This repository contains a sample Windows Installer (MSI) definition that can be used to customize Windows 10 devices via Windows Autopilot (although there's no reason it can't be used with other deployment processes, e.g. MDT or ConfigMgr).
These customizations are currently supported:
- Customize start menu layout. By default it will apply a simple two-icon layout (similiar to the default one on Windows 10 1903, but without the Office app).
- Configure background image. A custom theme is deployed with a background image; the default user profile is then configured to use this theme. (Note that this won't work if the user is enabled for Enterprise State Roaming and has previously configured a background image.)

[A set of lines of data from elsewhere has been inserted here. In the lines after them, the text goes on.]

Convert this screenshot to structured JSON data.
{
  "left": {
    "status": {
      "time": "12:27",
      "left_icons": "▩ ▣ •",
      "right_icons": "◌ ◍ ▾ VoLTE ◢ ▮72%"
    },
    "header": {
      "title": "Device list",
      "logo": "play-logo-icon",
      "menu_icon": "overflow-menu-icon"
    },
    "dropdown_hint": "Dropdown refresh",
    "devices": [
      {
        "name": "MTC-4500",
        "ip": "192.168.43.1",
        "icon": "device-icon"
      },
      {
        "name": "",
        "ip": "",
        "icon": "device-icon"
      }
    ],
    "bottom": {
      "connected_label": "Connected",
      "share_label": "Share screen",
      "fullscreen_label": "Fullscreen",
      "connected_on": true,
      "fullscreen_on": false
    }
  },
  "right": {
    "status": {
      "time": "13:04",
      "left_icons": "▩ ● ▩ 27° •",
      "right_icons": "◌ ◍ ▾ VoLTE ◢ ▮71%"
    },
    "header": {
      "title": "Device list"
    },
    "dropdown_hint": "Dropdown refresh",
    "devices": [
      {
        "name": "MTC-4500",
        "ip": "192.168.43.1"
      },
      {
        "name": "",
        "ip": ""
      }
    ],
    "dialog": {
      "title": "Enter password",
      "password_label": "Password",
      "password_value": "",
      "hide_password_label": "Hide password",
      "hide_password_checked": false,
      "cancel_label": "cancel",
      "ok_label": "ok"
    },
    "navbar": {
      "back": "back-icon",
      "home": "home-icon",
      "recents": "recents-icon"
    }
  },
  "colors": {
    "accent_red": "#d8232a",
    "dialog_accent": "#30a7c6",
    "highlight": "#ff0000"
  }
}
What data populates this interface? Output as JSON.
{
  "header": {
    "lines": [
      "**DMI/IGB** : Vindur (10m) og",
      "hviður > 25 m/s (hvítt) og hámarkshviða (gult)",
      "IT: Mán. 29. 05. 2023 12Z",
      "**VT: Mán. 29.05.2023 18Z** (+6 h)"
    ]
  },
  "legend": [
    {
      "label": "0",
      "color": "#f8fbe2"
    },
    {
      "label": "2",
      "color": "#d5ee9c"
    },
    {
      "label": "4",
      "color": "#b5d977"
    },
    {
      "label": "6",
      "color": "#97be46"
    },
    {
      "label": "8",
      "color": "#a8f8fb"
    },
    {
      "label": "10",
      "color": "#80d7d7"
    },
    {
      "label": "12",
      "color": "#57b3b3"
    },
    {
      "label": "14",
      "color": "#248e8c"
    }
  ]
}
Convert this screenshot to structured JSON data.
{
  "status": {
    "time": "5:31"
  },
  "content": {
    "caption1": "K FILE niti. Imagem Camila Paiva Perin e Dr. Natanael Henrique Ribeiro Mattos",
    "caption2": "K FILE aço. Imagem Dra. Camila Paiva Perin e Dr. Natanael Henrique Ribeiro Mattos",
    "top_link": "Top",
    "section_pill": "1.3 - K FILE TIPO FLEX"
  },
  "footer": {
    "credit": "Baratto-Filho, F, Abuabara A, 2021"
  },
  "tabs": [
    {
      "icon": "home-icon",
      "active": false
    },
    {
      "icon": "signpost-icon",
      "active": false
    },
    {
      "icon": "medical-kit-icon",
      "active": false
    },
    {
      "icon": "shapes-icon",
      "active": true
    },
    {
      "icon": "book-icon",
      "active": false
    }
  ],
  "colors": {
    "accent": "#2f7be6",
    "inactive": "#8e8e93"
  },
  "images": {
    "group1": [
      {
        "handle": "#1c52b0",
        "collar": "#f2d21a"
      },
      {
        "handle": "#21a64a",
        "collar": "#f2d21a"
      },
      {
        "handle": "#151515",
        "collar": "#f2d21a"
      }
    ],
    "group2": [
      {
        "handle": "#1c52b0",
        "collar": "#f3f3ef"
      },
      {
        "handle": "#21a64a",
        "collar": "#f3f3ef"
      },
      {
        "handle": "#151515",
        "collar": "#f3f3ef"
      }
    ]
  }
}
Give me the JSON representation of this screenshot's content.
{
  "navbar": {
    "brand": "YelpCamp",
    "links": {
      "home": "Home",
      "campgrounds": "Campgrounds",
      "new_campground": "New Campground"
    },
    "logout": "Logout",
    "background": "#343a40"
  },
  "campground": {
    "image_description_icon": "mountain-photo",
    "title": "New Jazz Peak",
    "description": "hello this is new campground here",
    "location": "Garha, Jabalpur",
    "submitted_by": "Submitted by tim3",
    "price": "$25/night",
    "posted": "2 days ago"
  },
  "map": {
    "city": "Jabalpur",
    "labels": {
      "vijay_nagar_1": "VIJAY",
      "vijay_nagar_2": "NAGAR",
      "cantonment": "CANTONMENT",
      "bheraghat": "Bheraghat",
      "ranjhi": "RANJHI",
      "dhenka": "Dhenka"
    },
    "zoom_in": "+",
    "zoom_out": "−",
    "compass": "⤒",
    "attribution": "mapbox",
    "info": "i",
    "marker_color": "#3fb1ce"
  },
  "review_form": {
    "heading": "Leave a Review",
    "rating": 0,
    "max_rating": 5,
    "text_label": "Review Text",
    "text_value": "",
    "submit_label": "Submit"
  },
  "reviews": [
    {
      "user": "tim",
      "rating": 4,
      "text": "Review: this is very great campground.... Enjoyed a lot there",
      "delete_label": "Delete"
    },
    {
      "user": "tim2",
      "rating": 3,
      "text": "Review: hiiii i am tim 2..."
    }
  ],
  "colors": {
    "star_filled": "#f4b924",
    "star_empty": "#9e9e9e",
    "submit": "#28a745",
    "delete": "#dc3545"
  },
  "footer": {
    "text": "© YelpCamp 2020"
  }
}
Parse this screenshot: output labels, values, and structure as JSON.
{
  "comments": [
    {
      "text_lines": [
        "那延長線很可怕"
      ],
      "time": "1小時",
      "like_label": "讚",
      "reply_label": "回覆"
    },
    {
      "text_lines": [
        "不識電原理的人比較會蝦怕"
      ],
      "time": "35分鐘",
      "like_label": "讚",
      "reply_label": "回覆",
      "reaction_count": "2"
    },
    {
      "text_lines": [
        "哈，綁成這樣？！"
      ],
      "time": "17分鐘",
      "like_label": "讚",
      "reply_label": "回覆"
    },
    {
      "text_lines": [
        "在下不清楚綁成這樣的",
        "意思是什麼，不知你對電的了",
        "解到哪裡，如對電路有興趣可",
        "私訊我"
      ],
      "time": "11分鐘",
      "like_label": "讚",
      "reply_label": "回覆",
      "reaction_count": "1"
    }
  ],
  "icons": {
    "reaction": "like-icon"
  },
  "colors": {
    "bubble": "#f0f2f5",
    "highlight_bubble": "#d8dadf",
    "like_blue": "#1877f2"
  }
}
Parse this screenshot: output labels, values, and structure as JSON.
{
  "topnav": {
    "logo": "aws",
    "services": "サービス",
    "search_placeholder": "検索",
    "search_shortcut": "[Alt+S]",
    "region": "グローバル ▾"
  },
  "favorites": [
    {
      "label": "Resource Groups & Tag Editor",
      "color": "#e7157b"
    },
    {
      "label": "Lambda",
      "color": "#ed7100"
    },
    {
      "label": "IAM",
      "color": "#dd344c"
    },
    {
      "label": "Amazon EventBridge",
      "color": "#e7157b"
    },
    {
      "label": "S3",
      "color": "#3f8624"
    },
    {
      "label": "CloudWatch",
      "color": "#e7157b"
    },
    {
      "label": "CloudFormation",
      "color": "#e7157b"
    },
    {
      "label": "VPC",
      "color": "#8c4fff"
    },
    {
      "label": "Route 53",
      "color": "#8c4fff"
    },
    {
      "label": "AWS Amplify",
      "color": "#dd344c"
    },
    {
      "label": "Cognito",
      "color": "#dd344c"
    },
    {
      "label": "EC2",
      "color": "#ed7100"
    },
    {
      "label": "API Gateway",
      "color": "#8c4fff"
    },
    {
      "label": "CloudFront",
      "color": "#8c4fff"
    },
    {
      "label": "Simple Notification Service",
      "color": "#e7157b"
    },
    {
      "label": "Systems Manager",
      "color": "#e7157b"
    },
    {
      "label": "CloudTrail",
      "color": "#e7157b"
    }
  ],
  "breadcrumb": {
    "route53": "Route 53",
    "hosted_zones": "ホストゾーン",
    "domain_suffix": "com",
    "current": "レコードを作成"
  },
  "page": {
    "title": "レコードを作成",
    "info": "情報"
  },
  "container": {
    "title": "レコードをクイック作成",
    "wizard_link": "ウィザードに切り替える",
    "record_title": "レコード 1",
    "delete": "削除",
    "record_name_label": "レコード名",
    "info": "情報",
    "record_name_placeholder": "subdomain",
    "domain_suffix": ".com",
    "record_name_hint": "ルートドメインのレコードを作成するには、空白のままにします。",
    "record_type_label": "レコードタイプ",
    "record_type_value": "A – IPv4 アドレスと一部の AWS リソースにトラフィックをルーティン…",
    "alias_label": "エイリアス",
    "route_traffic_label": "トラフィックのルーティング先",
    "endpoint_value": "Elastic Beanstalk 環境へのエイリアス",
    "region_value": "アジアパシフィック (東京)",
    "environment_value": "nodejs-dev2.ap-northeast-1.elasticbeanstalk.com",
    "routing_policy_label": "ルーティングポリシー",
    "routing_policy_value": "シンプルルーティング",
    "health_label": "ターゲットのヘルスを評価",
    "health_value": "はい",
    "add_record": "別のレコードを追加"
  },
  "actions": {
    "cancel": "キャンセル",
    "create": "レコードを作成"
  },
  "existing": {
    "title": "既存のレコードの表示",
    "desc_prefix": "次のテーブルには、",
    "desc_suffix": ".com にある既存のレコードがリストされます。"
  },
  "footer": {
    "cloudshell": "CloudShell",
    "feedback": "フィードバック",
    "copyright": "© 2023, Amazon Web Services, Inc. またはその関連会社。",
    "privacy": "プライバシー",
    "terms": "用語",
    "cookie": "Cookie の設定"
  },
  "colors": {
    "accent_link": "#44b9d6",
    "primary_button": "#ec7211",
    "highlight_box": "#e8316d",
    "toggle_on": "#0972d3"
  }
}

- Set time zone. The time zone will be set to the specified time zone name (Pacific Standard Time by default).
- Remove in-box provisioned apps. A list of in-box provisioned apps will be removed.
- Install updated OneDrive client per-machine. To support the latest OneDrive features, the client will be updated and installed per-machine (instead of the per-user default).
- Disable the Edge desktop icon. When using OneDrive Known Folder Move, this can cause duplicate (and unnecessary) shortcuts to be synced.
- Install language packs. You can embed language pack CAB files into the MSI (place them into the LPs folder), and each will be automatically installed. (In a perfect world, these would be pulled from Windows Update, but there's no simple way to do that, hence the need to include these in the MSI. You can download the language pack ISO from MSDN or VLSC.)
- Install features on demand (FOD). Specify a list of features that you want to install, from the list at https://docs.microsoft.com/en-us/windows-hardware/manufacture/desktop/features-on-demand-non-language-fod. The needed components will be downloaded from Windows Update automatically and added to the running OS.
- Configure language settings. Adding a language pack isn't enough - you have to tell Windows that you want it to be configured for all users. This is done through an XML file fed to INTL.CPL; customize the file as needed. (Note this is commented out by default in the Config.xml file.)
- Configure default apps. Import a list of file associations (as created by manually configuring the associations that you want and then using "DISM /Online /Export-DefaultAppAssociations:C:\Associations.xml" to export those settings) that should replace the default app associations. (Note that even though an example is included from a customized Windows 10 1903 image, making IE 11 the default browser, you should replace this file with your own exported version. Also, do not edit the file that you exported, e.g. to remove entries that you didn't change.)
Requirements and Dependencies
This uses the Wix Toolkit 3.x, available for download from http://wixtoolset.org/releases/, to build the MSI. This must be downloaded and installed separately.
This also uses the PowerShell Wix extension, https://github.com/flcdrg/PowerShellWixExtension. The necessary components are included in this repository. (Note that these components are 32-bit only, hence the PowerShell script included in the MSI will run as 32-bit as well.)
To build the MSI, make any changes that you want (e.g. changing the list of apps to be removed), set the MSI version in the Product.wxs file, and then build it using the "Make.cmd" file.
Add the resulting MSI to Intune, or your deployment tool of choice. It should be installed per-machine, elevated, before users sign in. With Windows Autopilot, the Enrollment Status Page should be used (with Windows 10 1803 or higher) so that the machine-targeted MSI installs before any user signs in.
In the initial version, the "packages" folder wasn't included in the repository, so you could have gotten an error when trying to build the MSI. Now it's been added to fix that issue.
If you have suggestions on other customizations that would be useful, contact me at email@example.com.